It was more than 300 years ago that Antoni van Leeuwenhoek gasped at the sight of what he called "little animalcules" skittering through pond water, their motion "so swift, and so various, upwards, downwards, and round about, that 'twas wonderful to see." The Dutch haberdasher had crafted some of the first microscopes, never expecting to spy bacteria, sperm cells, red blood cells and much more. Looking through his microscopes, some of which magnified the view 250 times or more, he was the first to observe barbs on a bee's stinger, mushroom-like fungi sprouting out of infected skin and bacteria that, he noted, "oft-times spun round like a top." An invisible, previously unimagined realm teeming with life appeared suddenly before his eyes, and his discoveries would forever change the way people viewed the world.

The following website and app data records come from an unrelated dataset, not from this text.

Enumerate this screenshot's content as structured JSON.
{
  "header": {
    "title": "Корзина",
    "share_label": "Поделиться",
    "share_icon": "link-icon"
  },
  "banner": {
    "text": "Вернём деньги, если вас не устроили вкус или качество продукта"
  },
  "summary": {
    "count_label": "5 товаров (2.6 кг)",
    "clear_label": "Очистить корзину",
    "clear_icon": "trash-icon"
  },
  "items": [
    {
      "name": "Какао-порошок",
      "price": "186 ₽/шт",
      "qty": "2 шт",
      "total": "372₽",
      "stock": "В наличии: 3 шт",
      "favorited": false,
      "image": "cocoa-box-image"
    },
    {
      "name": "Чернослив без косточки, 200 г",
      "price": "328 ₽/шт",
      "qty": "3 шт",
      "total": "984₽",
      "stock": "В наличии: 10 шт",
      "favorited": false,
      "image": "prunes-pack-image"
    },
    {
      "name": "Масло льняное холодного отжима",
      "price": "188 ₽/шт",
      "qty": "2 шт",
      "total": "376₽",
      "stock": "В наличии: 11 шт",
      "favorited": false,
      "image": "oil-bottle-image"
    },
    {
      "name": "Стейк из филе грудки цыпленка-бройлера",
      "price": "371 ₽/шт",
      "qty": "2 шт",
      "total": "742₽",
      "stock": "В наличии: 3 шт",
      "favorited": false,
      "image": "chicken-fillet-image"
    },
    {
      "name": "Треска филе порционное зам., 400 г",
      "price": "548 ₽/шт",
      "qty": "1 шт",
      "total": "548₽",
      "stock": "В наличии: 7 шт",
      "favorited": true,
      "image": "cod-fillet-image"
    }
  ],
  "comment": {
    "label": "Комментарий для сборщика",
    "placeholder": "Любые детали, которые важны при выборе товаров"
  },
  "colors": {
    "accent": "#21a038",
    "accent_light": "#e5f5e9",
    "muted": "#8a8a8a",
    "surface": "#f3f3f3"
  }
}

Inventors since then have improved the microscope in many ways, using purer glass and also adding mirrors and multiple lenses that boost the magnifying power of light microscopes up to about 1,500 times. (Electron microscopes, which bounce fast-moving electrons off specimens, are hundreds of times more powerful.) Two-eyed stereoscopic viewers pop microscopic beasties into three dimensions. Chemical fixatives can pin down reproducing cells in flagrante delicto. Particular angles or wavelengths of light illuminate features that are washed out by harsh, direct light, much as shadows cast by the evening sun can give a landscape photograph more depth. Fluorescent markers, which microscopists can attach to proteins within a cell, emit a technicolored glow when stimulated by the appropriate laser light; such "fluorophores" help biologists understand the role of a marked protein in a cell's motion, reproduction or death.
Lately, microscopy has been greatly enhanced by digital image processing. For microscopists as well as ordinary shutterbugs, digital photographs are quicker and cheaper to create than images made with film. They can also be easily manipulated on the computer to accentuate or analyze telling features.
Throughout its history, microscopy has served hard science: it has identified microbes responsible for diseases, revealed minerals that tell the story of a rock's geologic history or brought to light evidence used to convict criminals. But there's more to microscopy even than that, something subjective. Microscopists have always delighted in the surprising, amusing and often profoundly beautiful scenes under their lenses.
For 30 years, Nikon, the camera and optical equipment company, has hosted an annual photo contest for microscopists. Many of the entries are lovely. All are utterly unfamiliar: more eerie, more puzzling and more dramatic than a Surrealist painting or the priciest Hollywood special effects. The 2004 Small World Competition winners will be officially announced this month. The aim, says Michael W. Davidson, a molecular biophysicist at Florida State University at Tallahassee and a contest judge, is to reward both "technical proficiency on the microscope and an eye for art.' Some of this year's and past years' winning entries appear in these pages.
The contest judges, including Smithsonian photo editor Bonnie Stutski, had to choose the winners from among about 1,400 images. Enthusiasts who submit artwork to the contest come from all walks of life: Alzheimer's researchers, modern-day microbe hunters, a retired minister and basement tinkerers. A large number of entries come from graduate students or postdoctoral researchers, scientific apprentices who don't command their own laboratories yet and are known for their long, unremunerative hours in the lab. One imagines them parked at their desks late at night, staring through microscopes until the slides swirl in their eyes, then photographing these unique visions. When their photographs look just as beautiful in the light of the next day, they can take pleasure not just in their scientific labor but in creating art.